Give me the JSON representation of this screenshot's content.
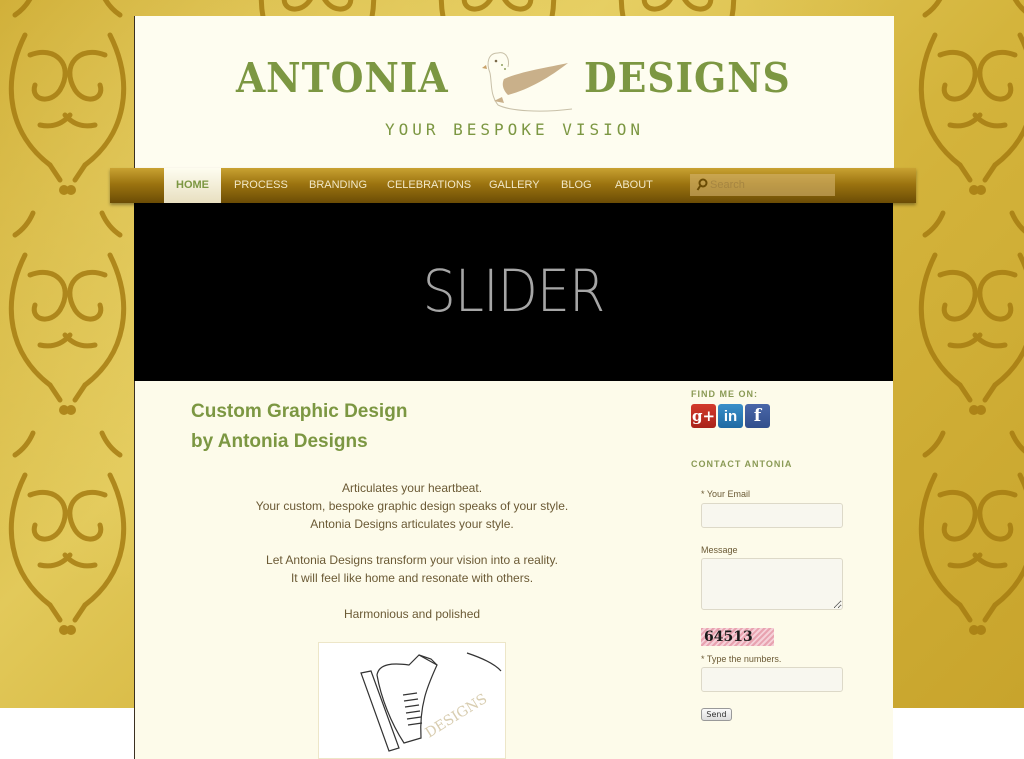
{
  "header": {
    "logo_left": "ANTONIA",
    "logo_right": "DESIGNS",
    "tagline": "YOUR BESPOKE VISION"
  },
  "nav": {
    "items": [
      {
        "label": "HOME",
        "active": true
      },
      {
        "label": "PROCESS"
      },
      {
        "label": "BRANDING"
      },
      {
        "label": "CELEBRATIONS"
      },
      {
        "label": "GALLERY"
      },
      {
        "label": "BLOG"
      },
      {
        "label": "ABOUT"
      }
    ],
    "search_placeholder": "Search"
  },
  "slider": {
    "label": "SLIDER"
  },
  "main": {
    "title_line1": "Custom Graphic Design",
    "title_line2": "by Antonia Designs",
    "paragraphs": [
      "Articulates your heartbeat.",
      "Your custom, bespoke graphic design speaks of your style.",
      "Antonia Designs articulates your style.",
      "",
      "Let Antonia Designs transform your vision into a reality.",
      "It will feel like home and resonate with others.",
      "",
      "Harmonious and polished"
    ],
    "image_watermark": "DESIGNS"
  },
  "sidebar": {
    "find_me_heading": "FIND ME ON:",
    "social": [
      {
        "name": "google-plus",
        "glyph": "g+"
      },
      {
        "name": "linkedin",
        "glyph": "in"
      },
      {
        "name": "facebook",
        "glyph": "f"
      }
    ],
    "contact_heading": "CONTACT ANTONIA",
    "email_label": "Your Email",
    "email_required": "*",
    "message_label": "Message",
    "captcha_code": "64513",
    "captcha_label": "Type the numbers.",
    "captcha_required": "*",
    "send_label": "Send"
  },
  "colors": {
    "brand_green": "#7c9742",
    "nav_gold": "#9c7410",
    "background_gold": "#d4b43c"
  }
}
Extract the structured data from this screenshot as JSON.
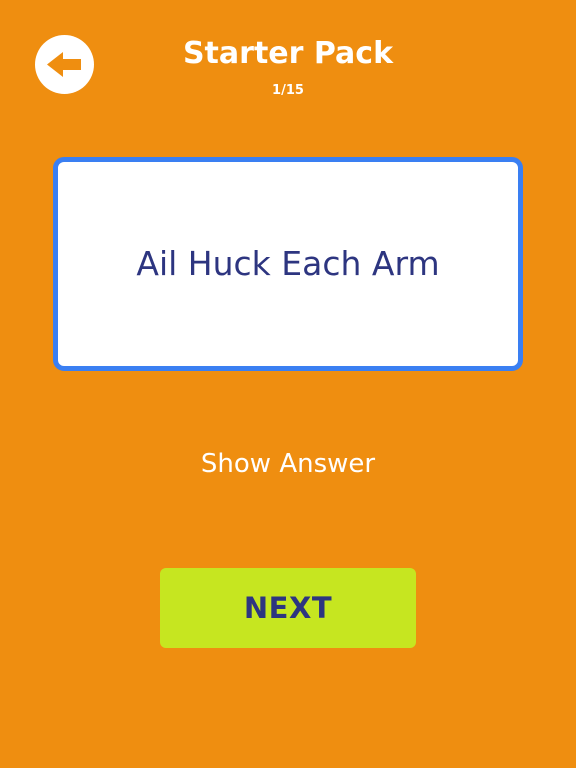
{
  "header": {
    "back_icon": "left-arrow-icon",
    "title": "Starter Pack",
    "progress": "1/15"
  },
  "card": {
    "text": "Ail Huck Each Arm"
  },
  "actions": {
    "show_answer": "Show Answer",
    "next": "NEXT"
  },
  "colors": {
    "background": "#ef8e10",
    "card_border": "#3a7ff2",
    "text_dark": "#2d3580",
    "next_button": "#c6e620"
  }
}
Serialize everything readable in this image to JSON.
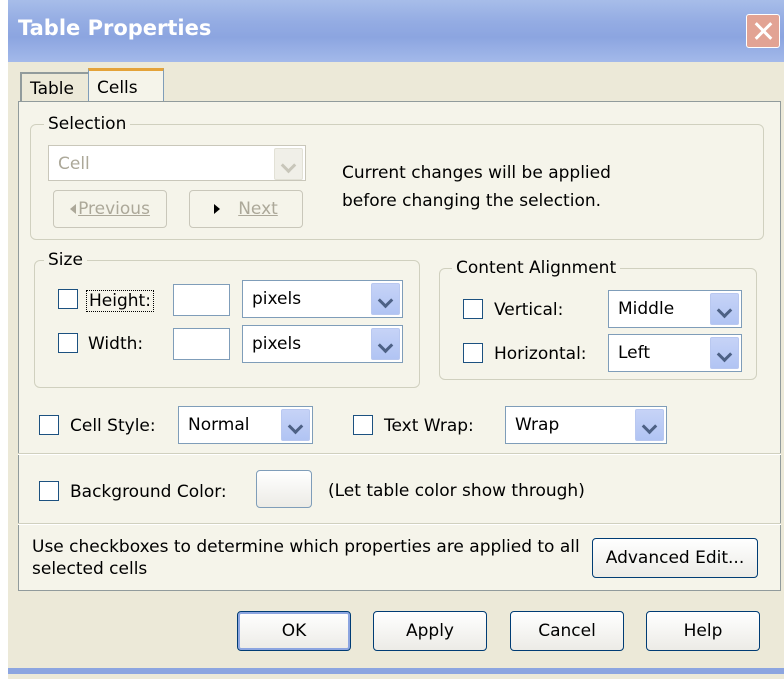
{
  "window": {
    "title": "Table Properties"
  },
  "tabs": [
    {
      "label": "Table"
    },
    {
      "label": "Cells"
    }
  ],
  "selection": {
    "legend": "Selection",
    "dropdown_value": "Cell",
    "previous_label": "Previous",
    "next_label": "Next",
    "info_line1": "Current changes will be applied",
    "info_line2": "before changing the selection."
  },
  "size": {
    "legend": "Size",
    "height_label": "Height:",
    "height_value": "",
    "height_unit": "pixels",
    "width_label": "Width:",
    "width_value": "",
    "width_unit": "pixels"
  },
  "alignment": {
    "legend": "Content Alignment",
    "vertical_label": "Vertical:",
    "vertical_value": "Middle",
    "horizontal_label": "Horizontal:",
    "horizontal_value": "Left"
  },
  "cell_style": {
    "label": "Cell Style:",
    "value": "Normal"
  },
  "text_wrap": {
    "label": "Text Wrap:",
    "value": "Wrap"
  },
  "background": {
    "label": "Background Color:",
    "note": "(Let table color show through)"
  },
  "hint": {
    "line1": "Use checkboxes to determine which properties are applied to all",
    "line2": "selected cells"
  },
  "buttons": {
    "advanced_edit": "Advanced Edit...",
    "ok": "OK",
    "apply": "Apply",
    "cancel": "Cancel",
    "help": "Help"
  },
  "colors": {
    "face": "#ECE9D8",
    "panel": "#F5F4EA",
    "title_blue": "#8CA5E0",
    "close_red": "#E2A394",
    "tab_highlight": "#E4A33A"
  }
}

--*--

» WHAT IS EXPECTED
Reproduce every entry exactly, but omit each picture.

» SOLUTION FOR THIS EXERCISE
Give me the JSON representation of this screenshot's content.
{
  "header": {
    "logo_left": "ANTONIA",
    "logo_right": "DESIGNS",
    "tagline": "YOUR BESPOKE VISION"
  },
  "nav": {
    "items": [
      {
        "label": "HOME",
        "active": true
      },
      {
        "label": "PROCESS"
      },
      {
        "label": "BRANDING"
      },
      {
        "label": "CELEBRATIONS"
      },
      {
        "label": "GALLERY"
      },
      {
        "label": "BLOG"
      },
      {
        "label": "ABOUT"
      }
    ],
    "search_placeholder": "Search"
  },
  "slider": {
    "label": "SLIDER"
  },
  "main": {
    "title_line1": "Custom Graphic Design",
    "title_line2": "by Antonia Designs",
    "paragraphs": [
      "Articulates your heartbeat.",
      "Your custom, bespoke graphic design speaks of your style.",
      "Antonia Designs articulates your style.",
      "",
      "Let Antonia Designs transform your vision into a reality.",
      "It will feel like home and resonate with others.",
      "",
      "Harmonious and polished"
    ],
    "image_watermark": "DESIGNS"
  },
  "sidebar": {
    "find_me_heading": "FIND ME ON:",
    "social": [
      {
        "name": "google-plus",
        "glyph": "g+"
      },
      {
        "name": "linkedin",
        "glyph": "in"
      },
      {
        "name": "facebook",
        "glyph": "f"
      }
    ],
    "contact_heading": "CONTACT ANTONIA",
    "email_label": "Your Email",
    "email_required": "*",
    "message_label": "Message",
    "captcha_code": "64513",
    "captcha_label": "Type the numbers.",
    "captcha_required": "*",
    "send_label": "Send"
  },
  "colors": {
    "brand_green": "#7c9742",
    "nav_gold": "#9c7410",
    "background_gold": "#d4b43c"
  }
}
Extract the structured data from this screenshot as JSON.
{
  "header": {
    "back_icon": "left-arrow-icon",
    "title": "Starter Pack",
    "progress": "1/15"
  },
  "card": {
    "text": "Ail Huck Each Arm"
  },
  "actions": {
    "show_answer": "Show Answer",
    "next": "NEXT"
  },
  "colors": {
    "background": "#ef8e10",
    "card_border": "#3a7ff2",
    "text_dark": "#2d3580",
    "next_button": "#c6e620"
  }
}
Serialize everything readable in this image to JSON.
{
  "window": {
    "title": "Table Properties"
  },
  "tabs": [
    {
      "label": "Table"
    },
    {
      "label": "Cells"
    }
  ],
  "selection": {
    "legend": "Selection",
    "dropdown_value": "Cell",
    "previous_label": "Previous",
    "next_label": "Next",
    "info_line1": "Current changes will be applied",
    "info_line2": "before changing the selection."
  },
  "size": {
    "legend": "Size",
    "height_label": "Height:",
    "height_value": "",
    "height_unit": "pixels",
    "width_label": "Width:",
    "width_value": "",
    "width_unit": "pixels"
  },
  "alignment": {
    "legend": "Content Alignment",
    "vertical_label": "Vertical:",
    "vertical_value": "Middle",
    "horizontal_label": "Horizontal:",
    "horizontal_value": "Left"
  },
  "cell_style": {
    "label": "Cell Style:",
    "value": "Normal"
  },
  "text_wrap": {
    "label": "Text Wrap:",
    "value": "Wrap"
  },
  "background": {
    "label": "Background Color:",
    "note": "(Let table color show through)"
  },
  "hint": {
    "line1": "Use checkboxes to determine which properties are applied to all",
    "line2": "selected cells"
  },
  "buttons": {
    "advanced_edit": "Advanced Edit...",
    "ok": "OK",
    "apply": "Apply",
    "cancel": "Cancel",
    "help": "Help"
  },
  "colors": {
    "face": "#ECE9D8",
    "panel": "#F5F4EA",
    "title_blue": "#8CA5E0",
    "close_red": "#E2A394",
    "tab_highlight": "#E4A33A"
  }
}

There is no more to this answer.